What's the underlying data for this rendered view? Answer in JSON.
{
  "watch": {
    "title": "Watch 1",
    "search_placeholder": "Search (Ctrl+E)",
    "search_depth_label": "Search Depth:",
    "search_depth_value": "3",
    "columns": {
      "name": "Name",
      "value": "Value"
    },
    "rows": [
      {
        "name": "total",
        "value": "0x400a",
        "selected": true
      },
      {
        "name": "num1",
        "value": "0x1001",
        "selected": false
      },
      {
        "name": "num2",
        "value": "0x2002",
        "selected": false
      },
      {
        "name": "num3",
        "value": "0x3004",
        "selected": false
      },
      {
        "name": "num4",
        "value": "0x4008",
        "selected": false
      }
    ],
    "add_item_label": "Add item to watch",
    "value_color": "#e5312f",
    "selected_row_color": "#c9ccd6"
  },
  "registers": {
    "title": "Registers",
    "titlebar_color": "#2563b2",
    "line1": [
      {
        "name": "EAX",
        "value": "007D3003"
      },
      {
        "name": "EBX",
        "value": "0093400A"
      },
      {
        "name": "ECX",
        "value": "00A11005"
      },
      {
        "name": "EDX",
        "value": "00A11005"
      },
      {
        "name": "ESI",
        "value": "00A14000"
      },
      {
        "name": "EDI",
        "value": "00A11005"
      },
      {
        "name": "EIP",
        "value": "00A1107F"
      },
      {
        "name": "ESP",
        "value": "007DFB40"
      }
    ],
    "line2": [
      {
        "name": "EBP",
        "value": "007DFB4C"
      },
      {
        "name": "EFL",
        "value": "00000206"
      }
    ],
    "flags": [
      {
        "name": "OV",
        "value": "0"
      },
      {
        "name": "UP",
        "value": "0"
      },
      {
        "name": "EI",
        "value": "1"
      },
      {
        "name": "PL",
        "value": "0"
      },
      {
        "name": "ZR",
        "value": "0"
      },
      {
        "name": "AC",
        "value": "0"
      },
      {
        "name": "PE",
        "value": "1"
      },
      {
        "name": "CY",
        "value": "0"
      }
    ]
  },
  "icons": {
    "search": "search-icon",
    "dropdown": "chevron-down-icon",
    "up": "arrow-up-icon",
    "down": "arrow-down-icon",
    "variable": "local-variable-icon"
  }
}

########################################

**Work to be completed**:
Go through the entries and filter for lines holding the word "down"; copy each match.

**Solution to this exercise**:
    "dropdown": "chevron-down-icon",
    "down": "arrow-down-icon",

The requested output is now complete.